Task data START
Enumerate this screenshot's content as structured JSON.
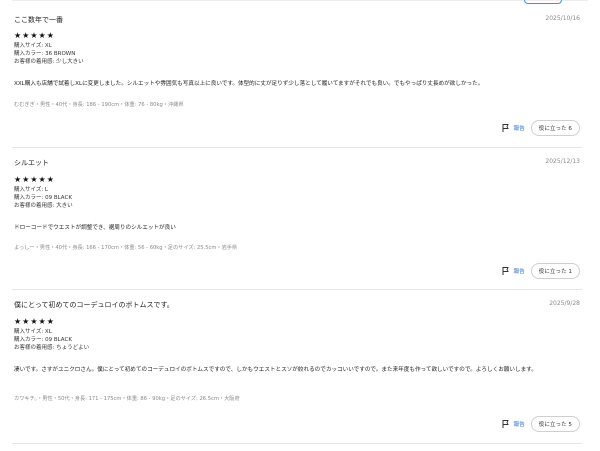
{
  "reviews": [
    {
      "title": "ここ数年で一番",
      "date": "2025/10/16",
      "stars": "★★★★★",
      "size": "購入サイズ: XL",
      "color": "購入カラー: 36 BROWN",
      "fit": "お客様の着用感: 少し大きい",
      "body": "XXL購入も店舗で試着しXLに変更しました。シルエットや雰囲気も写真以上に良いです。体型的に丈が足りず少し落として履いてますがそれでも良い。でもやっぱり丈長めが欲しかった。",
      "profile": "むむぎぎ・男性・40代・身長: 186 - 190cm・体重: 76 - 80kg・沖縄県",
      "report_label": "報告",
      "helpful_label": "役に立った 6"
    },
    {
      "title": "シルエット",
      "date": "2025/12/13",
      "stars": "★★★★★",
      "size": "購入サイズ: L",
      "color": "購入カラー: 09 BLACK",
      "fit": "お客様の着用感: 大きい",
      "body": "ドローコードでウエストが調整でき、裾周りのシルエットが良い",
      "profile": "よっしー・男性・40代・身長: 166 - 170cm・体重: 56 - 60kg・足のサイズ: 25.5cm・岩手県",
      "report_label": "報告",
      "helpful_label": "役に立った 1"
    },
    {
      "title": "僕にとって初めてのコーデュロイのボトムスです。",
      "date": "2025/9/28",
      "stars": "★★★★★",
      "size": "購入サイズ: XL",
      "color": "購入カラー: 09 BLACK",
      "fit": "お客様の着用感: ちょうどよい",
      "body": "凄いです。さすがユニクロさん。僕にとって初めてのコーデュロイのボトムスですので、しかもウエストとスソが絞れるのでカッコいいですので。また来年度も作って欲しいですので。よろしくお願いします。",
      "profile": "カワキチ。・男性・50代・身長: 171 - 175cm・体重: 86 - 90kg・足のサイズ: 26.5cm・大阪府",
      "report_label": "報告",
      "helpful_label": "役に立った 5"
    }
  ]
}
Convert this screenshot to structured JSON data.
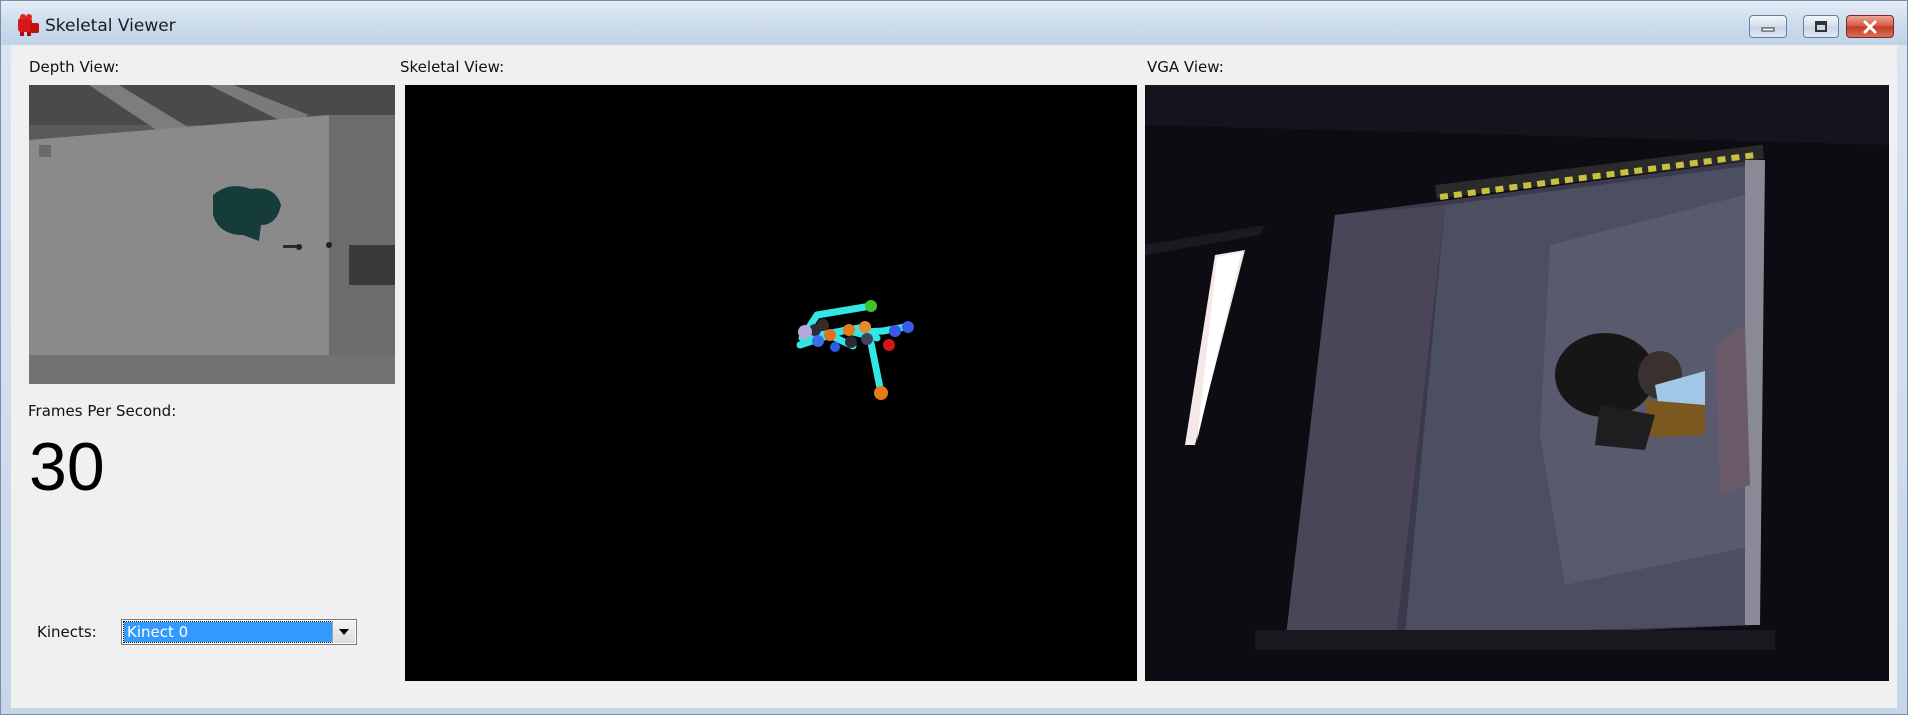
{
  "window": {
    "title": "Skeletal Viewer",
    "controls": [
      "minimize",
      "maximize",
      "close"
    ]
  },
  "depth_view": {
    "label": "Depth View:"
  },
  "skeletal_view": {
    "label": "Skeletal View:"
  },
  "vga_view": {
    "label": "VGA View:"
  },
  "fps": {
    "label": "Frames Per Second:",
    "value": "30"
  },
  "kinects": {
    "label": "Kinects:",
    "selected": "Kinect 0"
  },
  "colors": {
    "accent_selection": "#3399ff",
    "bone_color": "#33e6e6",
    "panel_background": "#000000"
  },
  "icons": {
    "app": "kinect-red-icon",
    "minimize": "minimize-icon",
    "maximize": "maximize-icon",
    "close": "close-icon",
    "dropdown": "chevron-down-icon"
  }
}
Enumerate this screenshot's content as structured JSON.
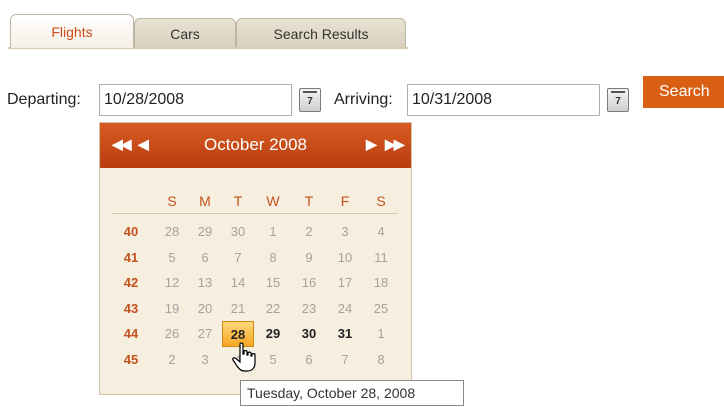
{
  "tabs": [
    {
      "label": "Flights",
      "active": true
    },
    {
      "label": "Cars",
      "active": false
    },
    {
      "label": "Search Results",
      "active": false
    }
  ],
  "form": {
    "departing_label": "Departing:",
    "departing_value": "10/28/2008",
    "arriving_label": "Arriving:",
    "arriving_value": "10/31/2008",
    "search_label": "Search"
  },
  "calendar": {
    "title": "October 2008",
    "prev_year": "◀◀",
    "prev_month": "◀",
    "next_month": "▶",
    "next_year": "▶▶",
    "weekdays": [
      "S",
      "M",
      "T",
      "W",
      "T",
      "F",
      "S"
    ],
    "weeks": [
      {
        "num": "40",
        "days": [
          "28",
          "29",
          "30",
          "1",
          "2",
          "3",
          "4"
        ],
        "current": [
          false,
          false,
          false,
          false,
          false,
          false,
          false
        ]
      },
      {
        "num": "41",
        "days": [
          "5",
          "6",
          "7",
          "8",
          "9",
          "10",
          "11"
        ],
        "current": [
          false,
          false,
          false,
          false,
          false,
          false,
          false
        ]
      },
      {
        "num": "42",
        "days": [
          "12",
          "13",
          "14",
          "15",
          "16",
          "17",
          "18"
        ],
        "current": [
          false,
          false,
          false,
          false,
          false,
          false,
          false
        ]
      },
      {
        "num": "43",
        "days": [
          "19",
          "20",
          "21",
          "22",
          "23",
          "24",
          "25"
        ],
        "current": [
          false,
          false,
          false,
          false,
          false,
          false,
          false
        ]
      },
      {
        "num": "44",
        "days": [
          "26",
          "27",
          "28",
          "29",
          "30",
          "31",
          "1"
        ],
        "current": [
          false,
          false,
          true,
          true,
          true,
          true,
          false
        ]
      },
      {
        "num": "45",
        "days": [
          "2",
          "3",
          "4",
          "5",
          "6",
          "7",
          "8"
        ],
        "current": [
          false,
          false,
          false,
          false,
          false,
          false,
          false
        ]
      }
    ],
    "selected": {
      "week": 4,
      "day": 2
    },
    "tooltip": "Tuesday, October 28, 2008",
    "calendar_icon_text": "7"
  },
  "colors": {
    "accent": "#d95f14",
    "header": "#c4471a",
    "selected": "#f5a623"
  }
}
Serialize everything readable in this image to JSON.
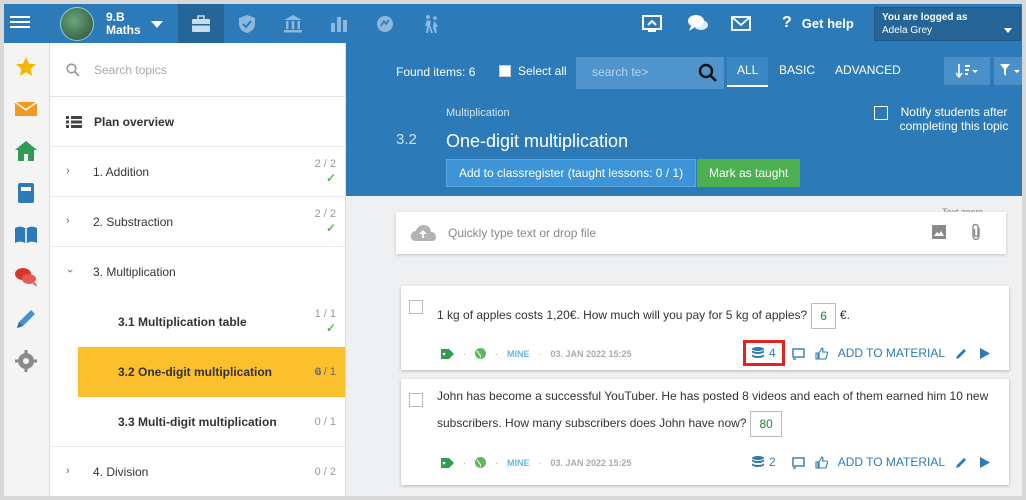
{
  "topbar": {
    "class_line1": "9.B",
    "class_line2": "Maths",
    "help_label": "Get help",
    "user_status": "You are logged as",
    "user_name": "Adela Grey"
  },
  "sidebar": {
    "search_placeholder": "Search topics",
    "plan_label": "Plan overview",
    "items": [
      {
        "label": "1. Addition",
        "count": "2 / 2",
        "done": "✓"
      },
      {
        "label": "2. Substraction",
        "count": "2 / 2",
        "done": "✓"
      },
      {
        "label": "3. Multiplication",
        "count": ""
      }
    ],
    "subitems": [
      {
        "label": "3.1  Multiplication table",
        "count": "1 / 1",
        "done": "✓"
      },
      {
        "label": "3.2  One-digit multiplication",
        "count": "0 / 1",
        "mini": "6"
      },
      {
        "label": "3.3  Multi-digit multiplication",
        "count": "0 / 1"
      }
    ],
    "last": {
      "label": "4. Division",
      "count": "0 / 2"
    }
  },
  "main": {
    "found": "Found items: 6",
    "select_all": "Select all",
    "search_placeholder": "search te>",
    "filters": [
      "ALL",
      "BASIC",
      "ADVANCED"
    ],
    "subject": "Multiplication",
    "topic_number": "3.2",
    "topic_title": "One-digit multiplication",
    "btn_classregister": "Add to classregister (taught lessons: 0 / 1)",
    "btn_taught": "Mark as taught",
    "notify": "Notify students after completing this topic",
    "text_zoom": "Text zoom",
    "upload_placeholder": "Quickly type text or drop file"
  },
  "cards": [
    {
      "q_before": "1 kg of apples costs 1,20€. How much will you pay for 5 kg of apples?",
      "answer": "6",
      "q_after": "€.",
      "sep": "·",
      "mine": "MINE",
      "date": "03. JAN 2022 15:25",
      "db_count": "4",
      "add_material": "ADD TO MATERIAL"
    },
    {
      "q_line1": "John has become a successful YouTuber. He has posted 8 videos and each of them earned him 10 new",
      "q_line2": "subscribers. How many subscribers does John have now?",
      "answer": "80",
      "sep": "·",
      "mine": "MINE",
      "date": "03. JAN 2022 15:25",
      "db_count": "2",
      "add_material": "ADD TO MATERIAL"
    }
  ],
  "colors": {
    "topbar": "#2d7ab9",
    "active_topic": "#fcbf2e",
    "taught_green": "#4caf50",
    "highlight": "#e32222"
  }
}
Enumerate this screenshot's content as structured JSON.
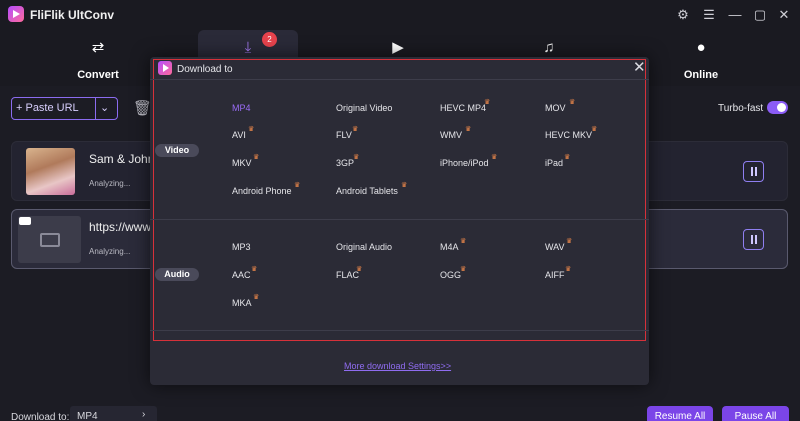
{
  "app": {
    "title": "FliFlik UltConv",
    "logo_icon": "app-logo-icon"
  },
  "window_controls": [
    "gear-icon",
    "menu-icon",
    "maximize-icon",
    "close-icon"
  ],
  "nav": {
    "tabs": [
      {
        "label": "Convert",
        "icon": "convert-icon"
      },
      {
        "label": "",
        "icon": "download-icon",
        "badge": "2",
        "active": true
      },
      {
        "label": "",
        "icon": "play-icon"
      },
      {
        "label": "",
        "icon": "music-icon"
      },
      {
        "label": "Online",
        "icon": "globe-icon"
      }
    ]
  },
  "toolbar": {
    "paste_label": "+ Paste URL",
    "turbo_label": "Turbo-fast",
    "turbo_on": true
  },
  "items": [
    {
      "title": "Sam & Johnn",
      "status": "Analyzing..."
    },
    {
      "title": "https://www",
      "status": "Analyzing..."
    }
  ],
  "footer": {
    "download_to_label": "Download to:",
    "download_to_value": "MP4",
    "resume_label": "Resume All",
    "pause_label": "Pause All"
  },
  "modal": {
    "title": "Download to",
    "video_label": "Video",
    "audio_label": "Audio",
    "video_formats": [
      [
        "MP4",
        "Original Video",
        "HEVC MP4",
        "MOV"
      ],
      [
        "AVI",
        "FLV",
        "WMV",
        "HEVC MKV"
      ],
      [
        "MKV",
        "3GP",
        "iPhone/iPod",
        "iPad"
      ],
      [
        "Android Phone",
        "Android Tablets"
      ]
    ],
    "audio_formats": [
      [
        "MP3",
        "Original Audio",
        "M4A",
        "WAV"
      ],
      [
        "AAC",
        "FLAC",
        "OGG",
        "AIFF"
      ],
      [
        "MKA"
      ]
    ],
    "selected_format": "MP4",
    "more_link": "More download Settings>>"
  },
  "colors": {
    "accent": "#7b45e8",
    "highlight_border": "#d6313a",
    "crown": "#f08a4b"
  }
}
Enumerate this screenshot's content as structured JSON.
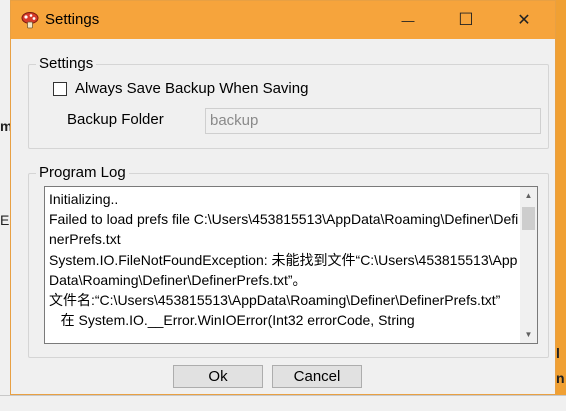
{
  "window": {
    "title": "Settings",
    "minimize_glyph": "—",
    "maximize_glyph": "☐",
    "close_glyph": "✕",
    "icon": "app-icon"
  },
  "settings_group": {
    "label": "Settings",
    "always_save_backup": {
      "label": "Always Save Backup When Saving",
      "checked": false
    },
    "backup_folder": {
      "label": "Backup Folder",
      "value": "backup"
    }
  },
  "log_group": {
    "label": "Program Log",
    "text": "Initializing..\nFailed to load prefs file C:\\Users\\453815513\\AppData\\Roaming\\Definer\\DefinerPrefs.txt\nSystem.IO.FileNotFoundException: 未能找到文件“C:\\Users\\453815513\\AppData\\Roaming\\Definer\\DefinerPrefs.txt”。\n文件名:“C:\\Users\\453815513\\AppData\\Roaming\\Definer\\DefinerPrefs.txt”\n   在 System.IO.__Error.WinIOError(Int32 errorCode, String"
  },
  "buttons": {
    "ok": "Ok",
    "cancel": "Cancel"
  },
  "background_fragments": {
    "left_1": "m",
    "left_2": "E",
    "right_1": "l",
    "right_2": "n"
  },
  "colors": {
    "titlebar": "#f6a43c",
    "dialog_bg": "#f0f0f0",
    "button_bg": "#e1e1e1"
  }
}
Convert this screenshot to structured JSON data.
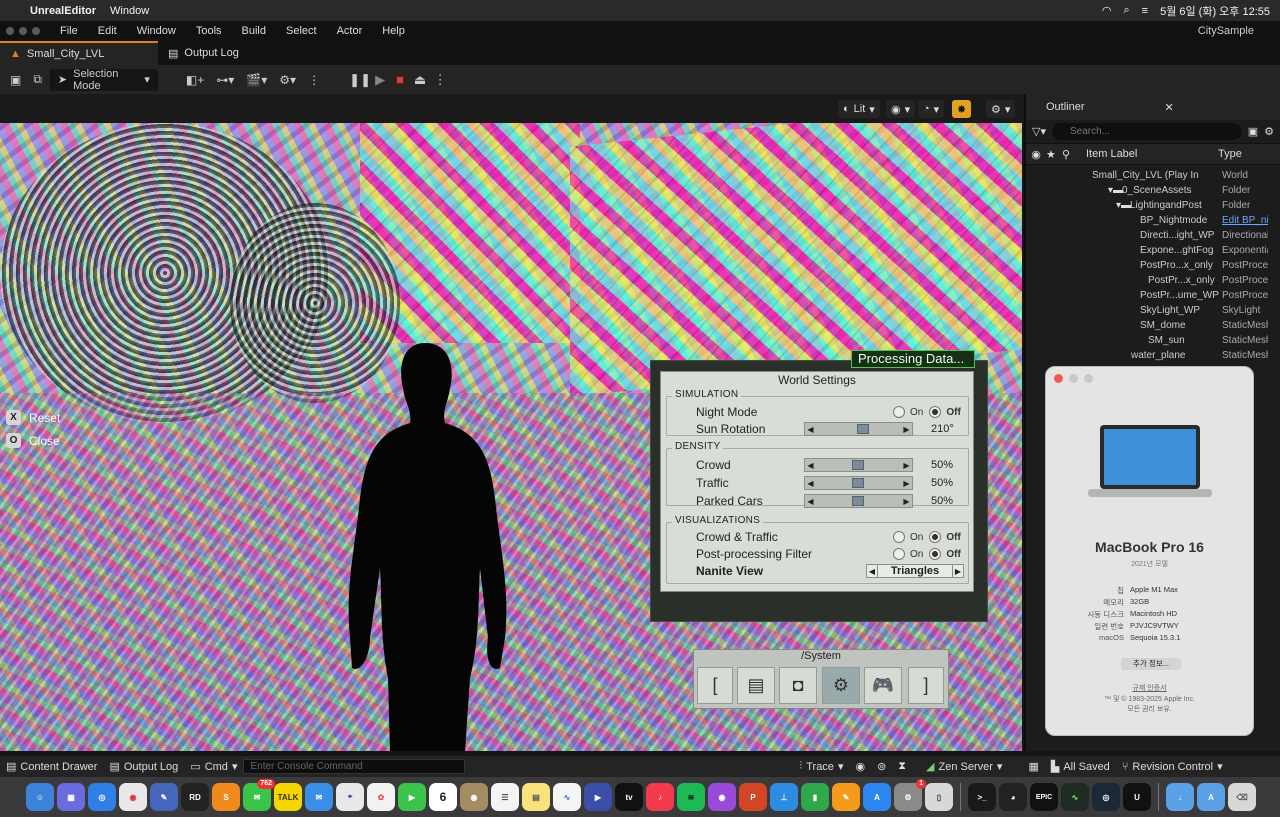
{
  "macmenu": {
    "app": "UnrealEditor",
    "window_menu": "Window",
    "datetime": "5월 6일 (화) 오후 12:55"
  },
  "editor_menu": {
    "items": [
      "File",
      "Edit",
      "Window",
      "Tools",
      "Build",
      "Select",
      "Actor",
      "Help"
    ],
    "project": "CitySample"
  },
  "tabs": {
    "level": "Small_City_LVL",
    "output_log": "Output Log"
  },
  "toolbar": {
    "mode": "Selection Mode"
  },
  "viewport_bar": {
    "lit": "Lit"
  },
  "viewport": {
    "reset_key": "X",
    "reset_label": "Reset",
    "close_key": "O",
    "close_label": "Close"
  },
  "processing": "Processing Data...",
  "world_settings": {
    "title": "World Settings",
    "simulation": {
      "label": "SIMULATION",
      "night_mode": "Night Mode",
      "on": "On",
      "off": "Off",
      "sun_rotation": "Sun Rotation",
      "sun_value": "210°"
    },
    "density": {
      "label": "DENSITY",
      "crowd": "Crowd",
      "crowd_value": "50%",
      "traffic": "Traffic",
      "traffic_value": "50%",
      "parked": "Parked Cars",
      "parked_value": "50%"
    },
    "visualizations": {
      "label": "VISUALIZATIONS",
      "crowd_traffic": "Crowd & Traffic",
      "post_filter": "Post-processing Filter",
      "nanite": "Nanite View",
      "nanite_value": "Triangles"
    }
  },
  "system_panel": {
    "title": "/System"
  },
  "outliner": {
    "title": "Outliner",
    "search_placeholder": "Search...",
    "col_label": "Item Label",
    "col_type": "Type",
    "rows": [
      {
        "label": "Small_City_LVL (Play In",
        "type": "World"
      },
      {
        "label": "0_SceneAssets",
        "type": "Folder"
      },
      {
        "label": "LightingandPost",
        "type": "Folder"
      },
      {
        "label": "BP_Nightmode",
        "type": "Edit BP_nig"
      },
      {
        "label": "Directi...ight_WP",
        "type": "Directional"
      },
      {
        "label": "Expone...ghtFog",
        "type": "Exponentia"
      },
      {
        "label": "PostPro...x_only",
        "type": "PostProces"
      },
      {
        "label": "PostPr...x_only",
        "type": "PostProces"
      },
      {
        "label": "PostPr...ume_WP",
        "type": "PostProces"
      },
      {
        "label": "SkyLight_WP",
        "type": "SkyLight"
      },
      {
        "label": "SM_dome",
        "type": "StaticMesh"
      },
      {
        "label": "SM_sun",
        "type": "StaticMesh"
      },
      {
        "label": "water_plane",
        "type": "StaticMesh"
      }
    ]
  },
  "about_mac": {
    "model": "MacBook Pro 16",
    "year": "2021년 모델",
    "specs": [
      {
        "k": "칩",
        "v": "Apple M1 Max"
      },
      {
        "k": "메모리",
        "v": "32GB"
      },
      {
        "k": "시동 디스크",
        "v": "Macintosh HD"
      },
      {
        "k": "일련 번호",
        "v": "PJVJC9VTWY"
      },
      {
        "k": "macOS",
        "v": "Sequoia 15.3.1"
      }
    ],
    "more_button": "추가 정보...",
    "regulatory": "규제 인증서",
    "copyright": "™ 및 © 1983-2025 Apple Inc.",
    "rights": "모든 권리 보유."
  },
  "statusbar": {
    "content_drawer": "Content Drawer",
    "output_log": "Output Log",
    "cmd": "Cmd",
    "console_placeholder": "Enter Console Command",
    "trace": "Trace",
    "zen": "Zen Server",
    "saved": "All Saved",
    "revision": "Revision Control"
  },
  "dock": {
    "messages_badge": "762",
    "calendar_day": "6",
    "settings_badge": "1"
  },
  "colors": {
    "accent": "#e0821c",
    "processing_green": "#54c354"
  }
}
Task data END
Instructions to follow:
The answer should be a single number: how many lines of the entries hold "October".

Answer below:
2